**Problem to work on**
Return every record verbatim, omitting all pictures.

**Records for this task**

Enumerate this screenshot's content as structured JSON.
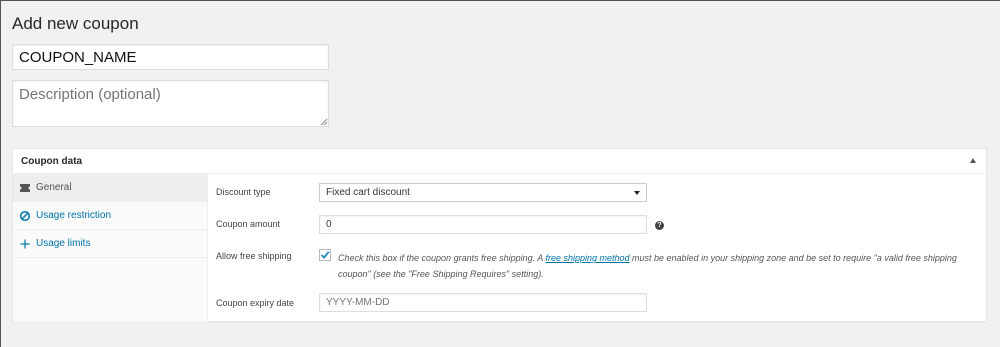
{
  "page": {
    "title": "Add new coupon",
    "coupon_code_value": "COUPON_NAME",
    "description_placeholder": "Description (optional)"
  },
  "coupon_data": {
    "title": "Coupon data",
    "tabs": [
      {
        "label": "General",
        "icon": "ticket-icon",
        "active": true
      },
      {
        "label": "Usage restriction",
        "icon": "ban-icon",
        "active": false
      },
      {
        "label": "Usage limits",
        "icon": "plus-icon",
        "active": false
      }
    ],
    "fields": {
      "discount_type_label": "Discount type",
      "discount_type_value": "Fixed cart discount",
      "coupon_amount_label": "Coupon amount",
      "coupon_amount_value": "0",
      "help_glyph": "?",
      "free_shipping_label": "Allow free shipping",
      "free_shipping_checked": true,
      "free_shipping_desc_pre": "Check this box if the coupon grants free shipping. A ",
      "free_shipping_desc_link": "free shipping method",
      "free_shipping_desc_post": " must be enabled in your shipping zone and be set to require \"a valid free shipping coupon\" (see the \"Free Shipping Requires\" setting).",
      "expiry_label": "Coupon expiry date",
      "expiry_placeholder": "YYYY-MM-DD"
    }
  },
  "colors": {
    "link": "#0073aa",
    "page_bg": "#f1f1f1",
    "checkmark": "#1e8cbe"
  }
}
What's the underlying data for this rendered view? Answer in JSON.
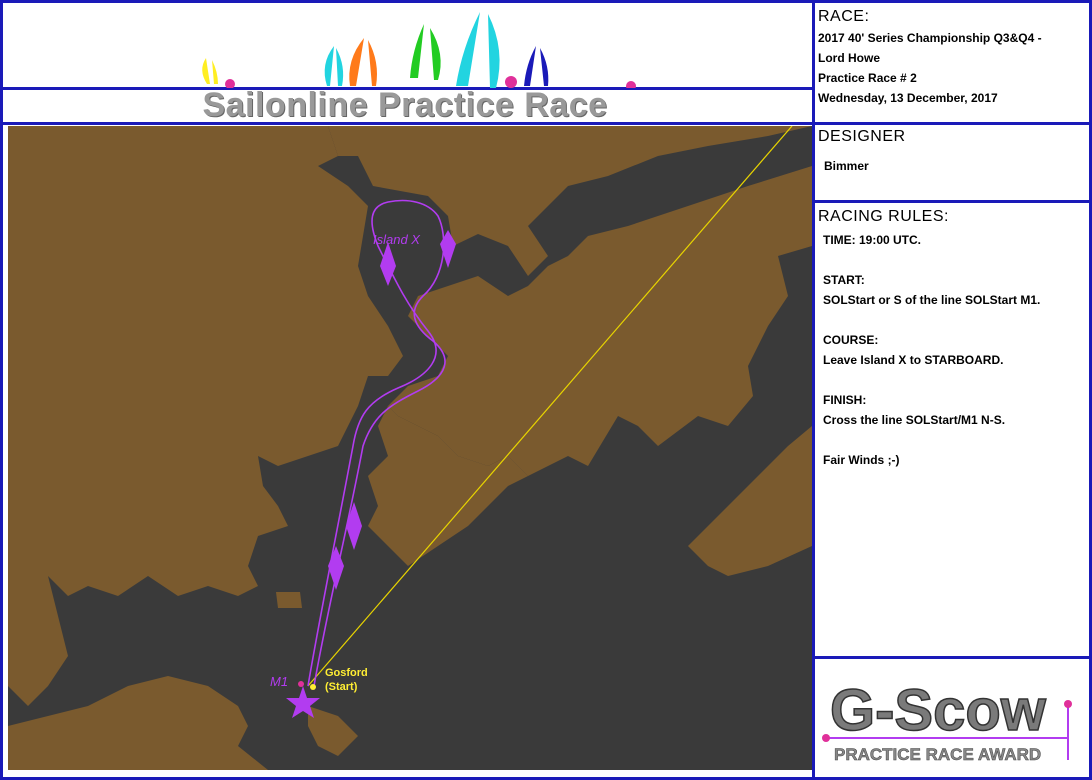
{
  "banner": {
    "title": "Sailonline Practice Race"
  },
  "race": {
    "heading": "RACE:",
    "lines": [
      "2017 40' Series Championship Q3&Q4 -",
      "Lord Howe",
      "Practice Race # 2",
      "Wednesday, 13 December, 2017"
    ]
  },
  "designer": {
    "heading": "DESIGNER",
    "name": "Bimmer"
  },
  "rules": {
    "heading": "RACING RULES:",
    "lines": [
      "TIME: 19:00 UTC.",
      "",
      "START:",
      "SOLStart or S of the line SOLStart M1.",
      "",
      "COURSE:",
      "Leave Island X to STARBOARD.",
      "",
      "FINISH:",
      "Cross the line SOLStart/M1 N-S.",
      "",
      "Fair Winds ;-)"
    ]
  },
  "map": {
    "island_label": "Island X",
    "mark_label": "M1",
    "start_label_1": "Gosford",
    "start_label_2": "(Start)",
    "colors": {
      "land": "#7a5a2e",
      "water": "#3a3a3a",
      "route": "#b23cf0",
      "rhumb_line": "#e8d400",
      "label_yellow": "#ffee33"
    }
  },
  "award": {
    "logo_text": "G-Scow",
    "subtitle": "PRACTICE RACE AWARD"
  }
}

**Output below**
Enumerate this screenshot's content as structured JSON.
{
  "page": {
    "title": "Add new coupon",
    "coupon_code_value": "COUPON_NAME",
    "description_placeholder": "Description (optional)"
  },
  "coupon_data": {
    "title": "Coupon data",
    "tabs": [
      {
        "label": "General",
        "icon": "ticket-icon",
        "active": true
      },
      {
        "label": "Usage restriction",
        "icon": "ban-icon",
        "active": false
      },
      {
        "label": "Usage limits",
        "icon": "plus-icon",
        "active": false
      }
    ],
    "fields": {
      "discount_type_label": "Discount type",
      "discount_type_value": "Fixed cart discount",
      "coupon_amount_label": "Coupon amount",
      "coupon_amount_value": "0",
      "help_glyph": "?",
      "free_shipping_label": "Allow free shipping",
      "free_shipping_checked": true,
      "free_shipping_desc_pre": "Check this box if the coupon grants free shipping. A ",
      "free_shipping_desc_link": "free shipping method",
      "free_shipping_desc_post": " must be enabled in your shipping zone and be set to require \"a valid free shipping coupon\" (see the \"Free Shipping Requires\" setting).",
      "expiry_label": "Coupon expiry date",
      "expiry_placeholder": "YYYY-MM-DD"
    }
  },
  "colors": {
    "link": "#0073aa",
    "page_bg": "#f1f1f1",
    "checkmark": "#1e8cbe"
  }
}
What's the underlying data for this rendered view? Answer in JSON.
{
  "banner": {
    "title": "Sailonline Practice Race"
  },
  "race": {
    "heading": "RACE:",
    "lines": [
      "2017 40' Series Championship Q3&Q4 -",
      "Lord Howe",
      "Practice Race # 2",
      "Wednesday, 13 December, 2017"
    ]
  },
  "designer": {
    "heading": "DESIGNER",
    "name": "Bimmer"
  },
  "rules": {
    "heading": "RACING RULES:",
    "lines": [
      "TIME: 19:00 UTC.",
      "",
      "START:",
      "SOLStart or S of the line SOLStart M1.",
      "",
      "COURSE:",
      "Leave Island X to STARBOARD.",
      "",
      "FINISH:",
      "Cross the line SOLStart/M1 N-S.",
      "",
      "Fair Winds ;-)"
    ]
  },
  "map": {
    "island_label": "Island X",
    "mark_label": "M1",
    "start_label_1": "Gosford",
    "start_label_2": "(Start)",
    "colors": {
      "land": "#7a5a2e",
      "water": "#3a3a3a",
      "route": "#b23cf0",
      "rhumb_line": "#e8d400",
      "label_yellow": "#ffee33"
    }
  },
  "award": {
    "logo_text": "G-Scow",
    "subtitle": "PRACTICE RACE AWARD"
  }
}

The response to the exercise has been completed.